It will appear in some parts of the following pages, that I am accustomed to pay a degree of deference, at least of attention, to the vowel points. At the same time, I am not to be reckoned with those, whom Bishop Horsley, with somewhat too much of contempt, stigmatizes, as “worshippers of the Masorites.” Their system of punetuation bears evident marks of having been formed and settled at a period long after the decease of the latest of the inspired penmen, and of baving been contrived, if not merely, yet chiefly, for the purpose of forming a perpetual commentary on the sacred volume, which it limits and binds down by such numerous and complicated, such firm and positive rules, as could never have been fastened on any book written in a living tongue, Yet is it the work of successive generations of studious men, who were accurately skilled in the Hebrew language, who diligently weighed the force of every word, who preserved many valuable traditions of the sepse, in wbich some less common forms of speech were used, and some difficult passages understood, in times long anterior to the schools of Tiberias, and who have handed down to us, taken at the lowest estimation and with all its defects, an highly valuable commentary on the old testament; to which even those, who most affect to despise it, are under no slight obligations. As such I willingly receive it: but far from being bound by the indissoluble chain of tradition, or hemmed in by the insurmountable hedge of the law*, I have made no scruple of deserting its guidance, whenever I have seemed to detect error, or to discern the means of correction and improvement; I have expatiated, so to speak, “in the liberty, with which Christ hath made me free."

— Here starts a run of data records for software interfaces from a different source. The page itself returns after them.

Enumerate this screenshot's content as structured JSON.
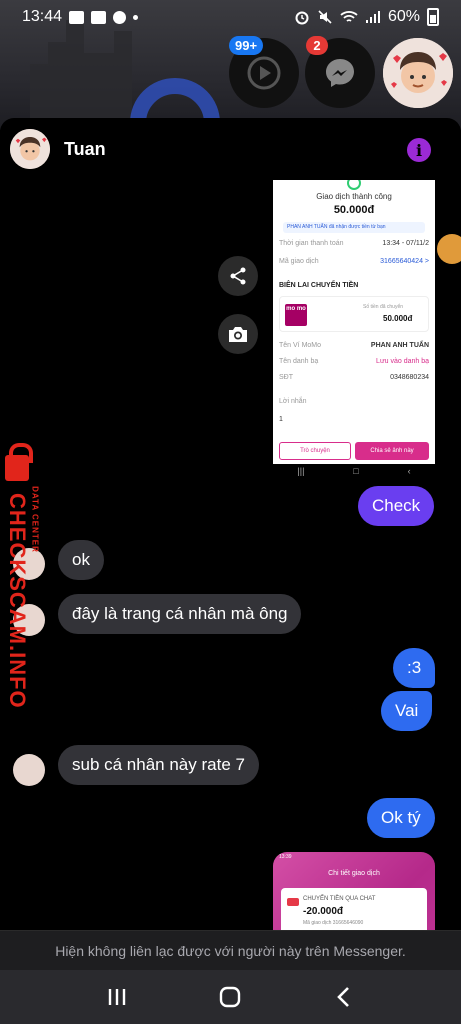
{
  "status_bar": {
    "time": "13:44",
    "battery": "60%"
  },
  "chat_heads": {
    "play_badge": "99+",
    "messenger_badge": "2"
  },
  "conversation": {
    "contact_name": "Tuan"
  },
  "shared_image_1": {
    "title": "Giao dịch thành công",
    "amount": "50.000đ",
    "note": "PHAN ANH TUẤN đã nhận được tiền từ bạn",
    "time_label": "Thời gian thanh toán",
    "time_value": "13:34 - 07/11/2",
    "id_label": "Mã giao dịch",
    "id_value": "31665640424 >",
    "receipt_heading": "BIÊN LAI CHUYỂN TIỀN",
    "momo_logo": "mo mo",
    "amount_label": "Số tiền đã chuyển",
    "amount_value": "50.000đ",
    "wallet_label": "Tên Ví MoMo",
    "wallet_value": "PHAN ANH TUẤN",
    "contact_label": "Tên danh bạ",
    "contact_value": "Lưu vào danh bạ",
    "phone_label": "SĐT",
    "phone_value": "0348680234",
    "message_label": "Lời nhắn",
    "message_value": "1",
    "btn_chat": "Trò chuyện",
    "btn_share": "Chia sẻ ảnh này"
  },
  "messages": [
    {
      "side": "out",
      "text": "Check"
    },
    {
      "side": "in",
      "text": "ok"
    },
    {
      "side": "in",
      "text": "đây là trang cá nhân mà ông"
    },
    {
      "side": "out",
      "text": ":3"
    },
    {
      "side": "out",
      "text": "Vai"
    },
    {
      "side": "in",
      "text": "sub cá nhân này rate 7"
    },
    {
      "side": "out",
      "text": "Ok tý"
    }
  ],
  "shared_image_2": {
    "status_time": "13:39",
    "heading": "Chi tiết giao dịch",
    "item_title": "CHUYỂN TIỀN QUA CHAT",
    "item_amount": "-20.000đ",
    "item_id": "Mã giao dịch 31665646090"
  },
  "watermark": {
    "brand": "CHECKSCAM.INFO",
    "sub": "DATA CENTER"
  },
  "notice": "Hiện không liên lạc được với người này trên Messenger.",
  "colors": {
    "outgoing_purple": "#6a3ef0",
    "outgoing_blue": "#2e6bf0",
    "incoming": "#333338",
    "info_icon": "#9b2ad6",
    "watermark": "#e1251b"
  }
}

* It will be found that the version given in my commen: tary does not always exactly agree with the text of my translation. But the differences are not numerous, nor are they important as to the meaning. Some of them are the consequences of an alteration in my intention, which ori, ginally was to print the whole translation in the form of prose, without any regard to a metrical arrangement of the poetical parts.
Others are faults, quas ineuria fudit, and which, as such, I intreat the reader to pardon.
Archbishop Newcome and Dr. Blaney have arranged a considerable portion of the vision in the form of metre. Therein I have followed them, notwithstanding the opinion of Bishop Horsley, that in the prophets “the attempt is too much for modern criticismt.” But upon
this subject I desire to refer the reader to tbe work of Bishop Jebb on “Sacred Literatures ;” a work, which, if it could need any praise of mine, I should commend, as not less elegant and entertaining, than ingenious and learned. I have also printed in a metrical form some passages, which both Archbishop Newcome and Dr. Blaney have regarded as prose, and some, in which the latter bas not followed his predecessor. In those texts I consider the poetical character and metrical structure of the lines to be plainly dis
* The Masora is called by learned Jews 7105 a'd, the hedge of the law; and some derive the word itself from 10X, to bind, or enchain, the Aleph being dropped in contraction. Buxtorfii Tiberias, cap. 1.
+ Preface to Hosea, p. 44. The Bishop is however inclined to except Isaiah.
See particularly p. 83.